Chelsea Green Publishing

Chelsea Green Blog

What Does My Cooking Have To Do with Climate Change?

The following is an excerpt from Climate Change: Simple Things You Can Do to Make a Difference by Amanda Cuthbert and Jon Clift. It has been adapted for the web.
  • When you use natural gas or propane to cook with, carbon dioxide (CO2) is produced; this is the main cause of climate change.
  • When you use electricity to cook with, the power plant burned coal, gas, or oil to produce that electricity — emitting CO2 in the process.
What can I do about it?
  • Cut food into small pieces before cooking — it will cook more quickly.
  • Select the correct saucepan size for the heating element or gas flame.
  • Put a lid on top of the pan when you can; your meal will cook much more quickly and you won’t be wasting energy.
  • Turn down the heat when a saucepan comes to a boil. You don’t need as much heat to keep a pot boiling as you do to get it to boil, and the contents will cook just as quickly.
  • Only use sufficient water to cover vegetables when cooking them in saucepans.
  • Use a steamer for vegetables — you can cook two or three vegetables on one element or gas ring.
  • Consider using a pressure cooker for cooking some foods — it reduces cooking times dramatically.
  • Make one-pot meals that only need one element or gas ring.
  • Use your oven efficiently by filling up as much of the space as possible.
  • If you’re cooking a meal in the oven, don’t be tempted to keep on opening the oven door to see how it’s all going, as you lose a lot of heat doing this.
If you do just one thing: When boiling water, use only as much as you need. Related Posts:
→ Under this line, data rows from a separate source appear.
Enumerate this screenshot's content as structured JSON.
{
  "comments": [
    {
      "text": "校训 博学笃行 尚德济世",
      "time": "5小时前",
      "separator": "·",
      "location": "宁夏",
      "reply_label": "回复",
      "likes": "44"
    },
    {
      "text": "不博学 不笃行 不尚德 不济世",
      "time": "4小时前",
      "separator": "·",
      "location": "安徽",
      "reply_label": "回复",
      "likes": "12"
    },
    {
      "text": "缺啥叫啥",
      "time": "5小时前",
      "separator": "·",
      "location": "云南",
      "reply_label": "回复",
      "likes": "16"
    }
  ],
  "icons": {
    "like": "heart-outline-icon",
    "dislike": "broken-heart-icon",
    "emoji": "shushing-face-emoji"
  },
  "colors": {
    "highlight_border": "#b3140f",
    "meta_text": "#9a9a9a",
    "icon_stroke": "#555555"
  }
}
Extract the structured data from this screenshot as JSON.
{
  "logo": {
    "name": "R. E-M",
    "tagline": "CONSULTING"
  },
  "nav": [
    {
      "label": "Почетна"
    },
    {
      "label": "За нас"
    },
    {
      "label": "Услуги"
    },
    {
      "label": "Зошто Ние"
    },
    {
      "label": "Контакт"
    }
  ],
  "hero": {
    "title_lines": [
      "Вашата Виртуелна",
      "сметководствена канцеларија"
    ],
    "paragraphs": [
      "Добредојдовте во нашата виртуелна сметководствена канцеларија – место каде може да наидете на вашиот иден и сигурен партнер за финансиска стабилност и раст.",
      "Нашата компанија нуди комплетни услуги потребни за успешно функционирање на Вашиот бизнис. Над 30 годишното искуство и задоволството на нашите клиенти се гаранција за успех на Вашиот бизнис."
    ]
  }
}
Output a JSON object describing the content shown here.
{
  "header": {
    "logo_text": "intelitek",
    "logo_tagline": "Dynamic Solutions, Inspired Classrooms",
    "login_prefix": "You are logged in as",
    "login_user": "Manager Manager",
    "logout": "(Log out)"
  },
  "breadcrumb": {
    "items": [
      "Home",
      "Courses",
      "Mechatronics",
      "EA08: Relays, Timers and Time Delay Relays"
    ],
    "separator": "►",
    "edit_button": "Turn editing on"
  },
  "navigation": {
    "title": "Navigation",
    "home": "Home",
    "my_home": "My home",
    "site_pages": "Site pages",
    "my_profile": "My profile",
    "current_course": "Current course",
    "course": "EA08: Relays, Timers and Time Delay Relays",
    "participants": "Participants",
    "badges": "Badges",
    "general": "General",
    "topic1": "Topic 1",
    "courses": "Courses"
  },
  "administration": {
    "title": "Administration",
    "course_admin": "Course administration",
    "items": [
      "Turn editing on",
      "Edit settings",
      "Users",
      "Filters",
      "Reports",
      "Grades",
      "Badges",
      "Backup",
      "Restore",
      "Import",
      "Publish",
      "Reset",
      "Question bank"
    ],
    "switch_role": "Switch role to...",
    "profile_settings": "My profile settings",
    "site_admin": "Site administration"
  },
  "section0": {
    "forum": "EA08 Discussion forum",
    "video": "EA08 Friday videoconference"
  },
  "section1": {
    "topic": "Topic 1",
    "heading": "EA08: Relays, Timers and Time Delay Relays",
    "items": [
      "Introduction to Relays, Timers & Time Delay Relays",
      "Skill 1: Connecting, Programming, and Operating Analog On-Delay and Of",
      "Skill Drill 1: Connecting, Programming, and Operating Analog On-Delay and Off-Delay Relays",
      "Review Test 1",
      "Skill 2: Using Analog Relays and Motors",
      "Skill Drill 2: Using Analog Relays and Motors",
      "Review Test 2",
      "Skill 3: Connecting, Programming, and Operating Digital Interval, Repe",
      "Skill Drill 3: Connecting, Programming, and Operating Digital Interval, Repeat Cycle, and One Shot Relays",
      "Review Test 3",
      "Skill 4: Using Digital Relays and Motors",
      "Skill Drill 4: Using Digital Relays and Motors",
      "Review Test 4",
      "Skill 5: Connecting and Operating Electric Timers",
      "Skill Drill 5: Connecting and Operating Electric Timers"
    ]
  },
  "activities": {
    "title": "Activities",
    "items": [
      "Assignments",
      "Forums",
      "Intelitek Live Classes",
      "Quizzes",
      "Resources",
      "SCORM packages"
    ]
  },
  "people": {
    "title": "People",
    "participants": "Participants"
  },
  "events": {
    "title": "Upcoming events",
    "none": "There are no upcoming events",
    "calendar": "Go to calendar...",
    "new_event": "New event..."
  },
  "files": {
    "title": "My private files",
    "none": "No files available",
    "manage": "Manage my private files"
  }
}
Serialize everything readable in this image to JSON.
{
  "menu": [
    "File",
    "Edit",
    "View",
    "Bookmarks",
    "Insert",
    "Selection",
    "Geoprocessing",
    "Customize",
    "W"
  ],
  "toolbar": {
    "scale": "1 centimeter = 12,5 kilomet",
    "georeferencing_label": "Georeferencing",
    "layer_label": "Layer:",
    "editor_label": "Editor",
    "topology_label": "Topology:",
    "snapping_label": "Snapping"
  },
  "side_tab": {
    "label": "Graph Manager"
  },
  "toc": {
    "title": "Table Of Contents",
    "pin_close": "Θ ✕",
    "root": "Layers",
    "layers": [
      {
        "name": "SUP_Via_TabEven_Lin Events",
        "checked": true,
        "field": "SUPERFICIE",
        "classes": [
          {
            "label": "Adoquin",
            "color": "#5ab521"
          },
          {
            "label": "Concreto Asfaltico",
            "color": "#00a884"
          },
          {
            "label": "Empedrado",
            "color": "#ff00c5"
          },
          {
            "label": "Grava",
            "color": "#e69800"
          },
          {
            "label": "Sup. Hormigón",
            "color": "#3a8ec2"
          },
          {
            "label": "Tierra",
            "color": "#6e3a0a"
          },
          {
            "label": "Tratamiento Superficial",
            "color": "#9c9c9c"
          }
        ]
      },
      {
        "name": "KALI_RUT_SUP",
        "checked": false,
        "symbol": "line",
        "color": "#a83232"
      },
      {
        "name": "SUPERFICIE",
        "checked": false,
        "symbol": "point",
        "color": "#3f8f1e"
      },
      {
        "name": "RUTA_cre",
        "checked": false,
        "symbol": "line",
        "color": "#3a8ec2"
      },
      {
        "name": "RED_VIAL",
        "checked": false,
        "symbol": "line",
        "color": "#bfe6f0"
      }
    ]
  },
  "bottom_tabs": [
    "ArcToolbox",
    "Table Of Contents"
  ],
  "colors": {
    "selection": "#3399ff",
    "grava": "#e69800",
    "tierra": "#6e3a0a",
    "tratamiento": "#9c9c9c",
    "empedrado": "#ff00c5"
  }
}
Q&A with Pascal Baudar: The New Wildcrafted Cuisine

A Q&A with Pascal Baudar, author of The New Wildcrafted Cuisine: Exploring the Exotic Gastronomy of Local Terroir Go foraging with master forager Pascal Baudar this Spring! The School of the New American Farmstead at Sterling College presents a 2-week intensive course on Foraging and Wildcrafting. Learn to identify, process, preserve, cook, and EAT the […] Read More

RECIPE: Grilled Nopalitos for Cinco de Mayo

From The Occidental Arts and Ecology Center Cookbook Native to Mexico and prevalent throughout the Southwest and California, the prickly pear or nopal cactus, Opuntia ficus-indica, is a stunning drought-hearty landscaping plant, natural barbed-wire fence, and a source of nutritious food – both pads and fruit are edible. Inside the prickly pads lies a cooling, […] Read More

Ask the Experts: Submit Your Permaculture Questions Now

Attention all growers, food-lovers, and green-living enthusiasts, we are once again celebrating Permaculture Month by putting our pioneering permaculture authors to work for you.Chelsea Green is proud to publish and distribute some of the most recognized, and award-winning, names in permaculture, and we’re making several of them available to our readers to answer any and all […] Read More

Organic Mushroom Farming and Mycoremediation – Review in Small Farm Canada Magazine

This review was originally published in Small Farm Canada, Volume 12, Issue 5, September/October 2015If you could have only one book on mushroom production…Review by Janet WallaceTradd Cotter‘s book, Organic Mushroom Farming and Mycoremediation, is a masterpiece. I have long been interested in growing mushrooms and have read several books on the topic. This book, […] Read More

Hands-On Learning: School of The New American Farmstead

This summer, twelve of our authors (plus Chelsea Green’s own President and Publisher) will be leading hands-on intensive courses at Sterling College in Craftsbury, Vermont.These workshops, classes, and certifications will inspire you, equip you with marketable skills, and provide you with new perspectives on integrated, community-centered farming and food production.Engage your SensesThe hands-on courses will […] Read More
Follow us
Get every new post delivered to your inbox
Join millions of other followers
Powered By WPFruits.com